ABOUT THIS EXERCISE:
Track down each line below containing the string "image" and copy it.

MATERIAL FOR THIS TASK:
_ _ _ _ _

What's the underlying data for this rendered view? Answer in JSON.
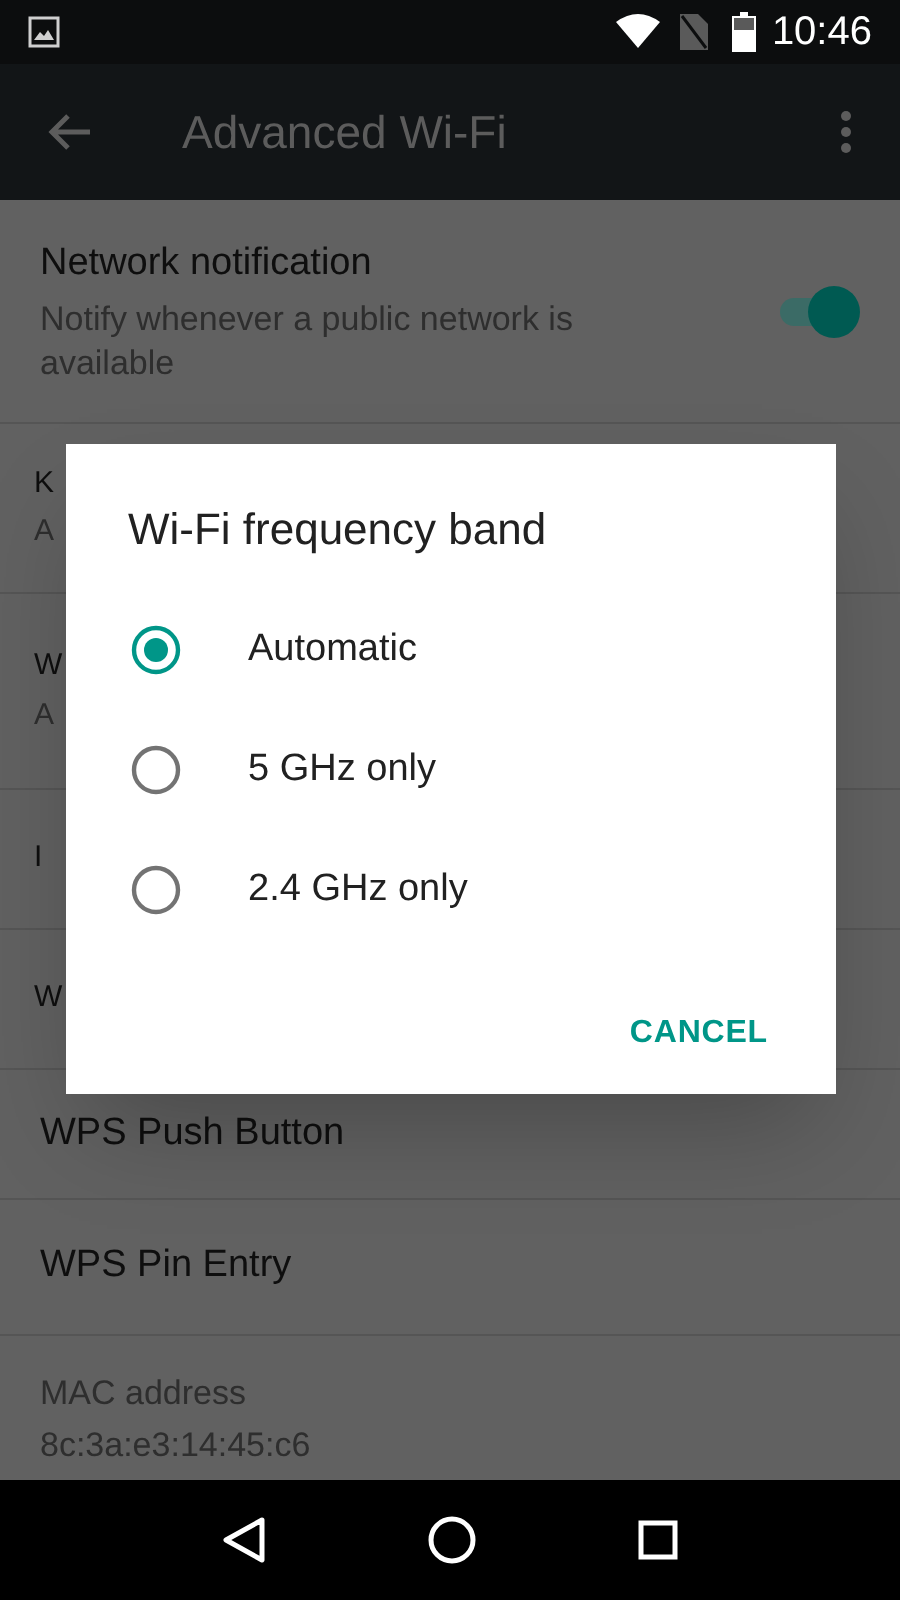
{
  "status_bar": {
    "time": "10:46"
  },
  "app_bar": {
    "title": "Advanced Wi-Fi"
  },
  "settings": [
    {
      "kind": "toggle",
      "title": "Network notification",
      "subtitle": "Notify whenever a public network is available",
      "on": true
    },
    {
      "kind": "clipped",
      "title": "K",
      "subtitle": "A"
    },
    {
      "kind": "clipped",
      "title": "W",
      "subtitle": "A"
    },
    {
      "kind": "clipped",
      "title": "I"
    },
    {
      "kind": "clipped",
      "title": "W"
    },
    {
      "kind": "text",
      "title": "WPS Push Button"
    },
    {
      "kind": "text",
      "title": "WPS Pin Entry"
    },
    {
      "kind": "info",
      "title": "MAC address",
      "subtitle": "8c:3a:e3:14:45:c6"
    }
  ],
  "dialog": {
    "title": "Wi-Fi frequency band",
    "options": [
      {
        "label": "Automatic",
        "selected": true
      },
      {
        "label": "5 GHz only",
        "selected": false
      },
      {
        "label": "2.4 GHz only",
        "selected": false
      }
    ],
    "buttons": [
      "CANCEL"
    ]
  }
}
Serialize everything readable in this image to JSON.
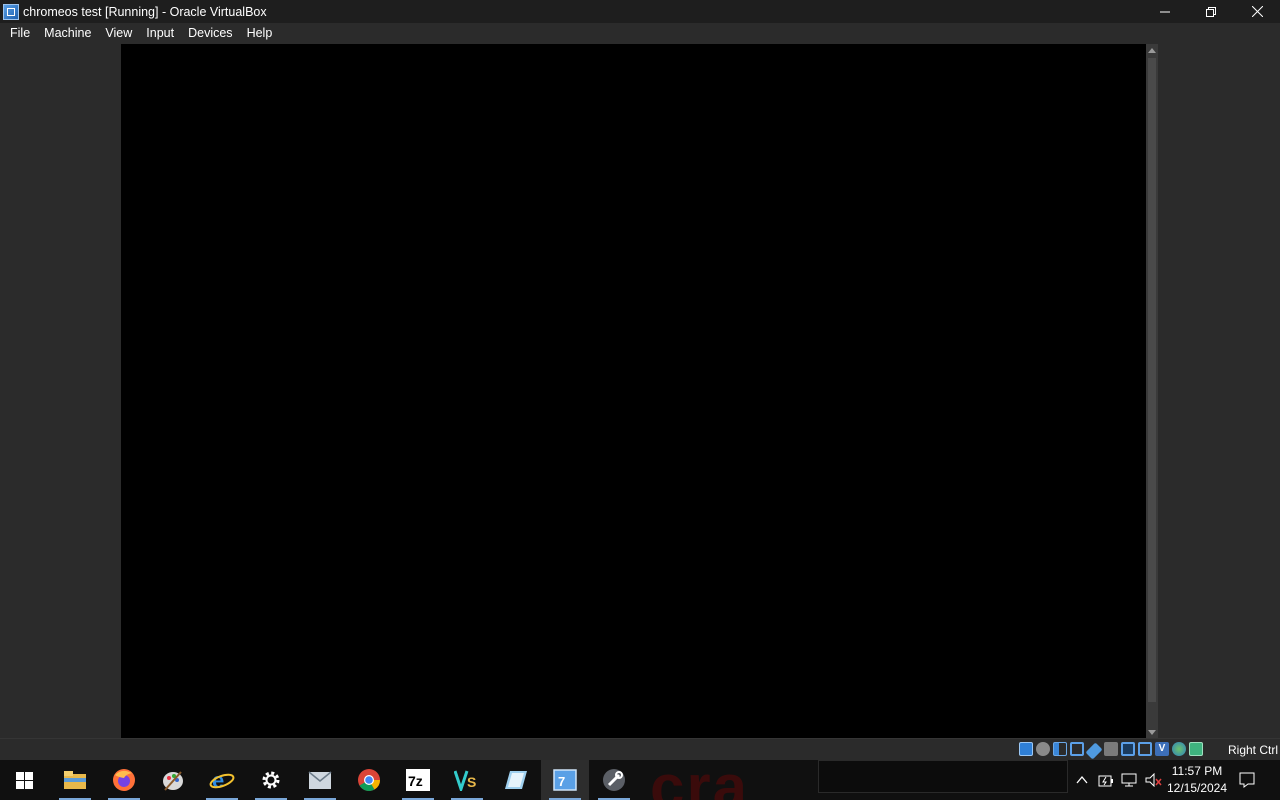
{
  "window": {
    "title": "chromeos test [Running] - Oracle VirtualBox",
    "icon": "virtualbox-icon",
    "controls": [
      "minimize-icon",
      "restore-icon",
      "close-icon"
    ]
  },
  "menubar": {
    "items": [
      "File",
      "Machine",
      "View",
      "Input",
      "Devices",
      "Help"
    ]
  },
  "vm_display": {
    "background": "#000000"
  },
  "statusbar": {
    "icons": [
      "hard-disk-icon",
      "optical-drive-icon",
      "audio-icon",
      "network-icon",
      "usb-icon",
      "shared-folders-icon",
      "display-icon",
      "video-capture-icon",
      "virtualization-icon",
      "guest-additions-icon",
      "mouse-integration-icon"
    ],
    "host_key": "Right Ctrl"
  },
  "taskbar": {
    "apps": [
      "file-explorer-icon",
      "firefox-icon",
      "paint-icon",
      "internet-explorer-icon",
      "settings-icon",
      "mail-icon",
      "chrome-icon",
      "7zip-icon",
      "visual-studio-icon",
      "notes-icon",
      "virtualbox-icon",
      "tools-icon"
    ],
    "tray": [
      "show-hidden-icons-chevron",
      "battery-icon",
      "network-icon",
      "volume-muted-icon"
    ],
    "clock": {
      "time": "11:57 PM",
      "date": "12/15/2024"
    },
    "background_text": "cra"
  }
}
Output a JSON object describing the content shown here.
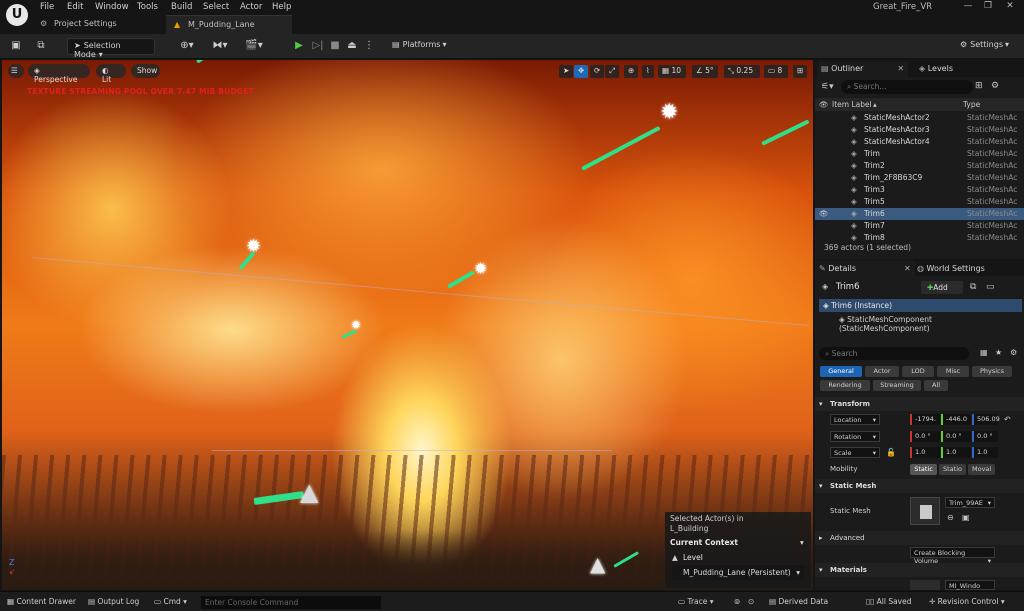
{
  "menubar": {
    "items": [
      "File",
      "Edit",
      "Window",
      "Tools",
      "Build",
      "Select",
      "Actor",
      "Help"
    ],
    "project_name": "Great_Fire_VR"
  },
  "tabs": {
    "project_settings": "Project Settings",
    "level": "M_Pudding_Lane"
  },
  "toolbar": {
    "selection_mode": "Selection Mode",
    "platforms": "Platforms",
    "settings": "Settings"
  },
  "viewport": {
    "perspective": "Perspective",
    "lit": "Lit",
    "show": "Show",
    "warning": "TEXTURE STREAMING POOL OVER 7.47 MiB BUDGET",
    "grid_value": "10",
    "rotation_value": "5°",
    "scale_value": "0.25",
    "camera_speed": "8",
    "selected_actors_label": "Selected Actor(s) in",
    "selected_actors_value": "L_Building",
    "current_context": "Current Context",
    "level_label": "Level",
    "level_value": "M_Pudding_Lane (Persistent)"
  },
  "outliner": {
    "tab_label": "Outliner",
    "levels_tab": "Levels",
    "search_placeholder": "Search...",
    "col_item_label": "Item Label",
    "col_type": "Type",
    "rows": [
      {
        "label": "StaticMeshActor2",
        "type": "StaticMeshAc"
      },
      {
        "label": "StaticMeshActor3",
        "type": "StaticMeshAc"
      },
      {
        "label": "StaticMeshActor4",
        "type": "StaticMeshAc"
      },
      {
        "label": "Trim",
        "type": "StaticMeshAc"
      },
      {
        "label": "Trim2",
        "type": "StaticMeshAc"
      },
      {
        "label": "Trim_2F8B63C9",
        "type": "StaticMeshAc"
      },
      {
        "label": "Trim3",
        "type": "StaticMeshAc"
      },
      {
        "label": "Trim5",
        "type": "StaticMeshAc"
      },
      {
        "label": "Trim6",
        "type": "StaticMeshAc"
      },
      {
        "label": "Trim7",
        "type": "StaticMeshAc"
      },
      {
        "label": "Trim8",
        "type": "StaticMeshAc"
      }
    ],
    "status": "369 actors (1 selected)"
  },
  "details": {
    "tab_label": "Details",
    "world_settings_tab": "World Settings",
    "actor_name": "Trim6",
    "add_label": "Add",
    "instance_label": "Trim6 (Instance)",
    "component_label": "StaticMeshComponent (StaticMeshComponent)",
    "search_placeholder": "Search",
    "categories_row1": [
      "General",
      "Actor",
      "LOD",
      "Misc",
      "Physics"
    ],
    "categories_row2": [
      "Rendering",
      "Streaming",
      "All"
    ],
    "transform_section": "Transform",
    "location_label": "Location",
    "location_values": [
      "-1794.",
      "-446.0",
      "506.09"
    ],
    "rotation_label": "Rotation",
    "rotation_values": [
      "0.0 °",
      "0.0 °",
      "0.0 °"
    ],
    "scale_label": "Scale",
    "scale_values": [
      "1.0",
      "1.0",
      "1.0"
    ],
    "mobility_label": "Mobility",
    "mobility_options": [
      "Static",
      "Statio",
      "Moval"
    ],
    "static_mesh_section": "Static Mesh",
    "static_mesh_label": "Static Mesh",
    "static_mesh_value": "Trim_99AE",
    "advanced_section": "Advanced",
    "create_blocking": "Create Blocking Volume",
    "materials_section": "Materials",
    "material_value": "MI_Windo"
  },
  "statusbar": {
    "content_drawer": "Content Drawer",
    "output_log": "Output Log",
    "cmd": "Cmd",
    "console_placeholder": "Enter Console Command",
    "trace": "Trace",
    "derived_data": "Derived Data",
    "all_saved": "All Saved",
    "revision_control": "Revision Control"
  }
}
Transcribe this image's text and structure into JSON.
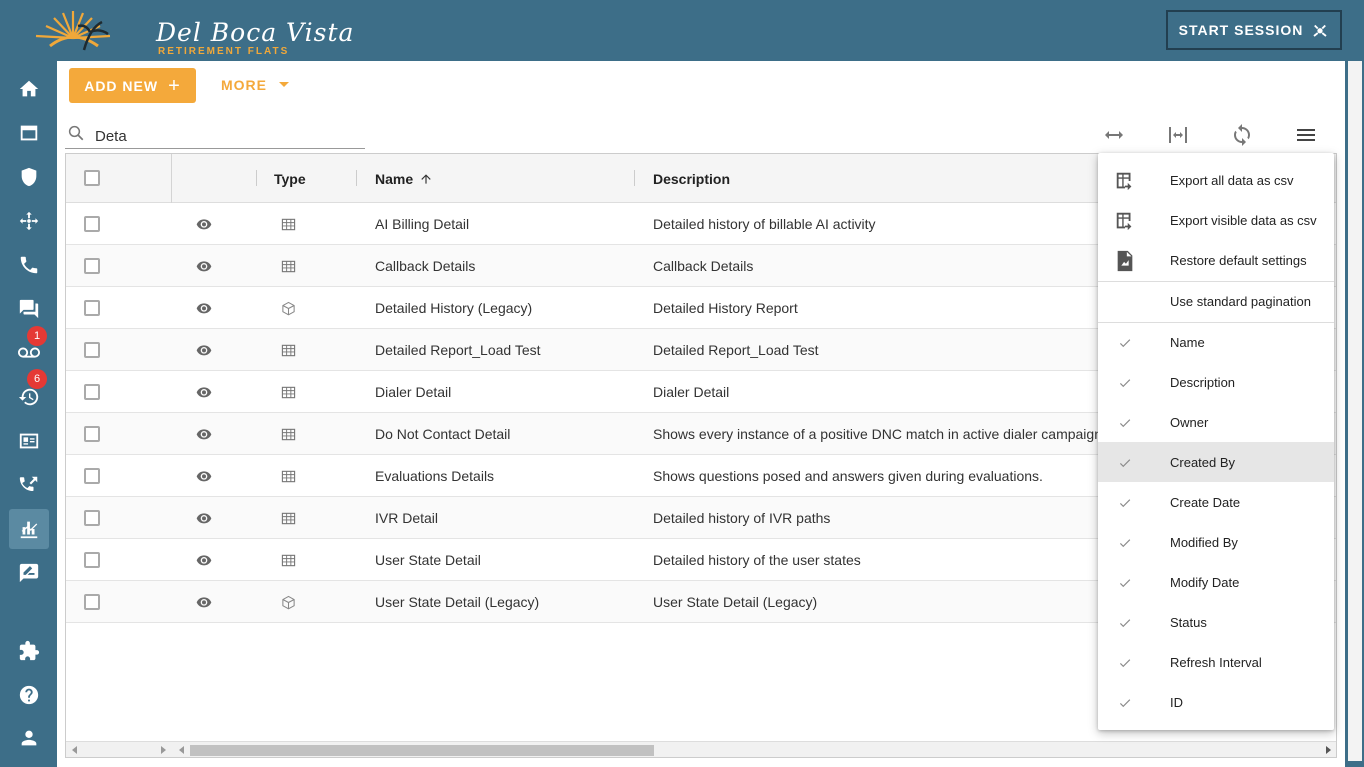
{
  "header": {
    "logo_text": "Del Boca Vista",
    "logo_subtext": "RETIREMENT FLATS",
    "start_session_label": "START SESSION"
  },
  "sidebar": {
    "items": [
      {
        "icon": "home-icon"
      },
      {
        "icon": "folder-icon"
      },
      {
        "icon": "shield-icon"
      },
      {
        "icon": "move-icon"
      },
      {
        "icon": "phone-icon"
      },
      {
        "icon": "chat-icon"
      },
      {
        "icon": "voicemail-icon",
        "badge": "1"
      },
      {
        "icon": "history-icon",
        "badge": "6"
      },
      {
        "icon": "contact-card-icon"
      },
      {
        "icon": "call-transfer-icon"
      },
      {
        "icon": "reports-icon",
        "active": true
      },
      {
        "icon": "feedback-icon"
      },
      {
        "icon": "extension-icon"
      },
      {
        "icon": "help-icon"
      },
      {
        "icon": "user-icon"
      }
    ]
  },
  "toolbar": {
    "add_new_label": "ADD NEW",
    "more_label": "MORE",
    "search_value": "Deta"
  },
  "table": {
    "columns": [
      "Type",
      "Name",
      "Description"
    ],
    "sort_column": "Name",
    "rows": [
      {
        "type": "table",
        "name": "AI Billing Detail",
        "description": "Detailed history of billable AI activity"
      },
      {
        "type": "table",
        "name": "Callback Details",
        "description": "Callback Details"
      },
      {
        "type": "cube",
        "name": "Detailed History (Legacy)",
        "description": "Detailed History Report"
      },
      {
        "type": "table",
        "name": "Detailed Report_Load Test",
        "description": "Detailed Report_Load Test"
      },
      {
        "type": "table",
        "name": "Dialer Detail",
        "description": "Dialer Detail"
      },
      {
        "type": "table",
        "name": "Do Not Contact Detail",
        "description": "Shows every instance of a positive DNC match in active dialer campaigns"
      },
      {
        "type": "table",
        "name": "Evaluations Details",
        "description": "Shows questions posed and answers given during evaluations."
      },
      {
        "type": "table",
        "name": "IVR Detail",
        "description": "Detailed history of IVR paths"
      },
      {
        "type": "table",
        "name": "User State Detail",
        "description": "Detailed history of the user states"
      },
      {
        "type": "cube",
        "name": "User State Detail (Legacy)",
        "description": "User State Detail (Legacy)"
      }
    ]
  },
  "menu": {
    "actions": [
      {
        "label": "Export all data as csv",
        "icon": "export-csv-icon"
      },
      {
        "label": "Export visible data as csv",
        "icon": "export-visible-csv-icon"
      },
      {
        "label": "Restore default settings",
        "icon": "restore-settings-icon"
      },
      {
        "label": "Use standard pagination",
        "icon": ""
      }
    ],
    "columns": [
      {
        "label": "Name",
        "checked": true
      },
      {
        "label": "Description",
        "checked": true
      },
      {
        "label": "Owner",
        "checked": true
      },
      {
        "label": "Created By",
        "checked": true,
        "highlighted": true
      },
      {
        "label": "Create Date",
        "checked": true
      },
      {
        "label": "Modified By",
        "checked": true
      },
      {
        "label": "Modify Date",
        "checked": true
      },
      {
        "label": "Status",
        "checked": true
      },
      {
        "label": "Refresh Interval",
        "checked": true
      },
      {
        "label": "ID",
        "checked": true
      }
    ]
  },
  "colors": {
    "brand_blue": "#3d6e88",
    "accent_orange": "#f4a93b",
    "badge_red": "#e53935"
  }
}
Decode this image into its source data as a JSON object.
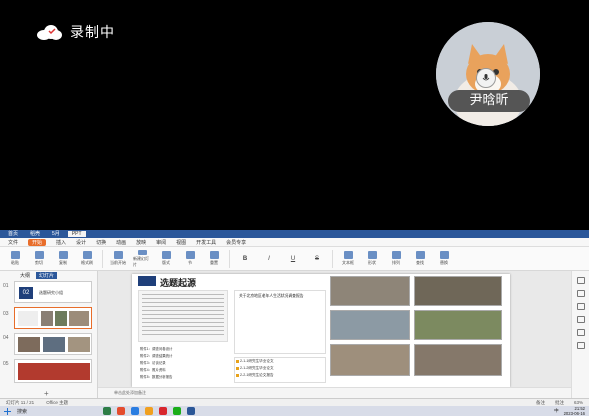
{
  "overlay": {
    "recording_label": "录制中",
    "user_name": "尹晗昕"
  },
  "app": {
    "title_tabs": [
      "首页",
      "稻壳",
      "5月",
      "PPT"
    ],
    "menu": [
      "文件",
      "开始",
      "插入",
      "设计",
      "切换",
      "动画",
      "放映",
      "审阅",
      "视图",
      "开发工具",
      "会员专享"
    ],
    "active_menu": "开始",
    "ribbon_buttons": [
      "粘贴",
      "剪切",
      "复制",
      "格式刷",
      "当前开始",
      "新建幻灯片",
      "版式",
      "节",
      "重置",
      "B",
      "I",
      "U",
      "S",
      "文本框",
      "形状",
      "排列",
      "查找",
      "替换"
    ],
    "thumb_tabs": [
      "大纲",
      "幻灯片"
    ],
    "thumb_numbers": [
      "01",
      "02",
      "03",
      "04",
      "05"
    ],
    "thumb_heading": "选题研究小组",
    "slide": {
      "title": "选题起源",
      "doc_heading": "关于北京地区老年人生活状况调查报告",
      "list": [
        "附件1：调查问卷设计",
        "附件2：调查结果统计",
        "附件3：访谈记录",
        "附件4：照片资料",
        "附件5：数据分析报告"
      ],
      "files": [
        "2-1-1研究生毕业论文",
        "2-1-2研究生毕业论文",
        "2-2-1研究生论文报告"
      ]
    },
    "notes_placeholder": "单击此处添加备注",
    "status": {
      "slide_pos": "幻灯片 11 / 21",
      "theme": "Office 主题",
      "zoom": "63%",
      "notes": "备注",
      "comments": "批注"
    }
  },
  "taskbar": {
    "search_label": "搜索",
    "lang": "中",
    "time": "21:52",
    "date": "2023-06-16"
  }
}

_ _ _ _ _

SOLUTION TO THE PROBLEM:
Serialize everything readable in this image to JSON.
Transcribe this image's text and structure into JSON.
Decode this image into its source data as a JSON object.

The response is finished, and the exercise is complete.